(Dataset rows for apps and sites)
+++

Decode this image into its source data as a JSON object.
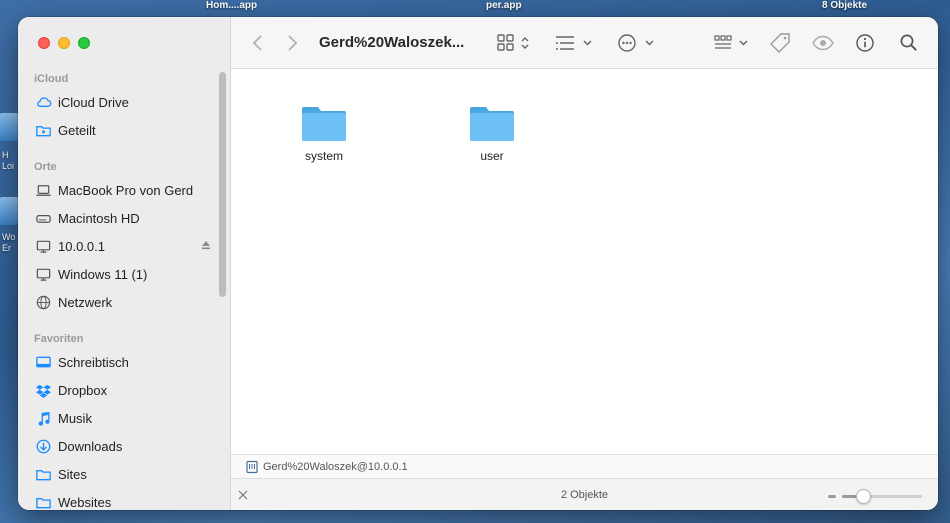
{
  "desktop": {
    "top_labels": [
      "Hom....app",
      "per.app",
      "8 Objekte"
    ],
    "side_labels": [
      "H",
      "Loi",
      "Wo",
      "Er"
    ]
  },
  "sidebar": {
    "sections": [
      {
        "title": "iCloud",
        "items": [
          {
            "label": "iCloud Drive",
            "icon": "cloud-icon"
          },
          {
            "label": "Geteilt",
            "icon": "shared-folder-icon"
          }
        ]
      },
      {
        "title": "Orte",
        "items": [
          {
            "label": "MacBook Pro von Gerd",
            "icon": "laptop-icon"
          },
          {
            "label": "Macintosh HD",
            "icon": "disk-icon"
          },
          {
            "label": "10.0.0.1",
            "icon": "monitor-icon",
            "eject": true
          },
          {
            "label": "Windows 11 (1)",
            "icon": "monitor-icon"
          },
          {
            "label": "Netzwerk",
            "icon": "network-icon"
          }
        ]
      },
      {
        "title": "Favoriten",
        "items": [
          {
            "label": "Schreibtisch",
            "icon": "desktop-icon"
          },
          {
            "label": "Dropbox",
            "icon": "dropbox-icon"
          },
          {
            "label": "Musik",
            "icon": "music-icon"
          },
          {
            "label": "Downloads",
            "icon": "download-icon"
          },
          {
            "label": "Sites",
            "icon": "folder-icon"
          },
          {
            "label": "Websites",
            "icon": "folder-icon"
          }
        ]
      }
    ]
  },
  "toolbar": {
    "title": "Gerd%20Waloszek..."
  },
  "content": {
    "folders": [
      {
        "name": "system"
      },
      {
        "name": "user"
      }
    ]
  },
  "pathbar": {
    "text": "Gerd%20Waloszek@10.0.0.1"
  },
  "status": {
    "text": "2 Objekte",
    "zoom_fraction": 0.22
  },
  "colors": {
    "accent": "#1a8cff",
    "folder": "#5ab8f0",
    "sidebar_icon": "#1a8cff"
  }
}
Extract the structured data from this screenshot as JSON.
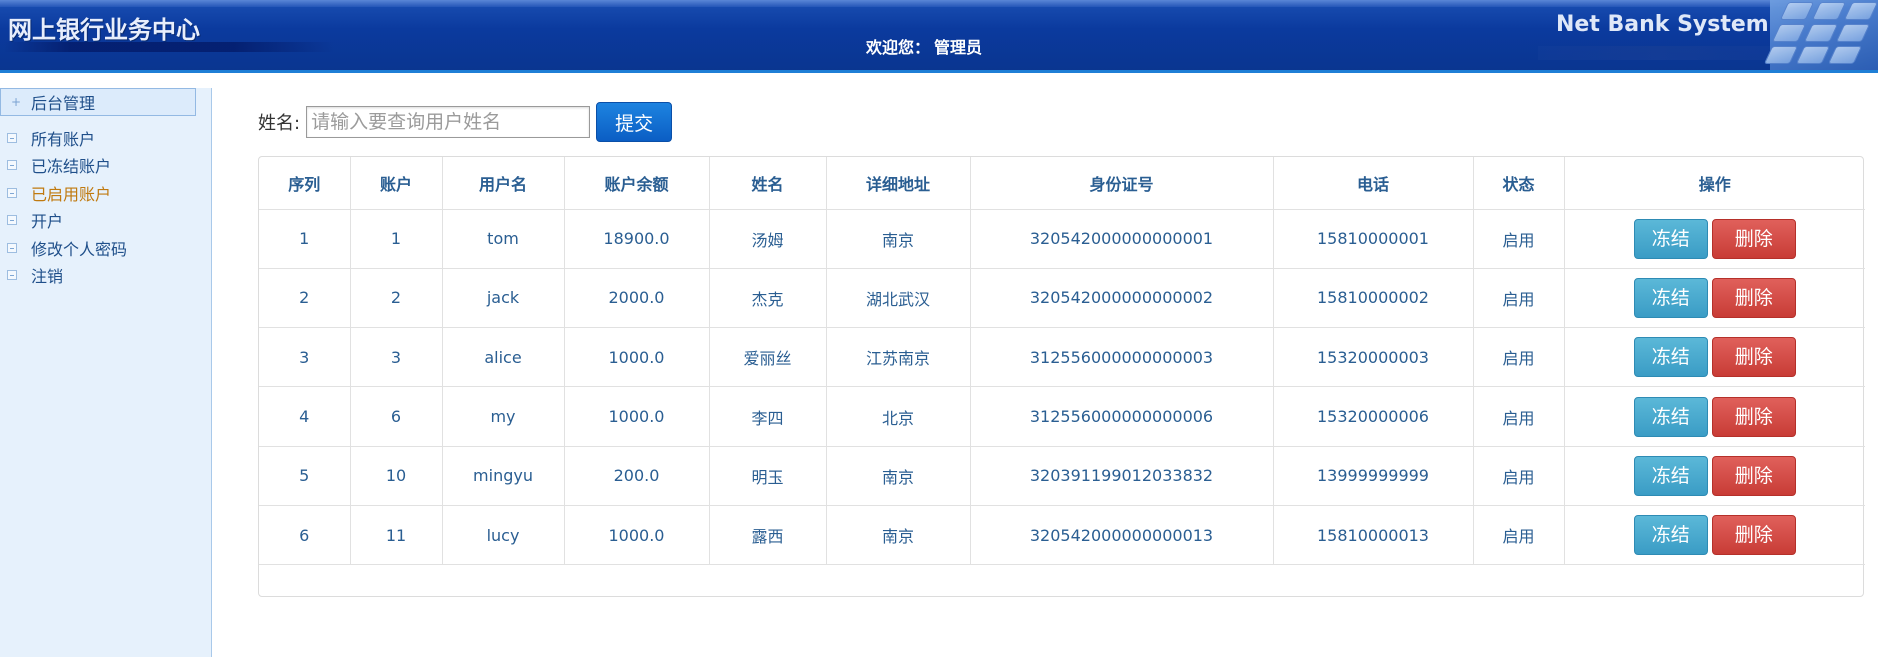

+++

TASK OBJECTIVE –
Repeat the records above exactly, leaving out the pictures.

TASK ANSWER –
Decode this image into its source data as a JSON object.
{
  "desktop": {
    "top_labels": [
      "Hom....app",
      "per.app",
      "8 Objekte"
    ],
    "side_labels": [
      "H",
      "Loi",
      "Wo",
      "Er"
    ]
  },
  "sidebar": {
    "sections": [
      {
        "title": "iCloud",
        "items": [
          {
            "label": "iCloud Drive",
            "icon": "cloud-icon"
          },
          {
            "label": "Geteilt",
            "icon": "shared-folder-icon"
          }
        ]
      },
      {
        "title": "Orte",
        "items": [
          {
            "label": "MacBook Pro von Gerd",
            "icon": "laptop-icon"
          },
          {
            "label": "Macintosh HD",
            "icon": "disk-icon"
          },
          {
            "label": "10.0.0.1",
            "icon": "monitor-icon",
            "eject": true
          },
          {
            "label": "Windows 11 (1)",
            "icon": "monitor-icon"
          },
          {
            "label": "Netzwerk",
            "icon": "network-icon"
          }
        ]
      },
      {
        "title": "Favoriten",
        "items": [
          {
            "label": "Schreibtisch",
            "icon": "desktop-icon"
          },
          {
            "label": "Dropbox",
            "icon": "dropbox-icon"
          },
          {
            "label": "Musik",
            "icon": "music-icon"
          },
          {
            "label": "Downloads",
            "icon": "download-icon"
          },
          {
            "label": "Sites",
            "icon": "folder-icon"
          },
          {
            "label": "Websites",
            "icon": "folder-icon"
          }
        ]
      }
    ]
  },
  "toolbar": {
    "title": "Gerd%20Waloszek..."
  },
  "content": {
    "folders": [
      {
        "name": "system"
      },
      {
        "name": "user"
      }
    ]
  },
  "pathbar": {
    "text": "Gerd%20Waloszek@10.0.0.1"
  },
  "status": {
    "text": "2 Objekte",
    "zoom_fraction": 0.22
  },
  "colors": {
    "accent": "#1a8cff",
    "folder": "#5ab8f0",
    "sidebar_icon": "#1a8cff"
  }
}
Extract the structured data from this screenshot as JSON.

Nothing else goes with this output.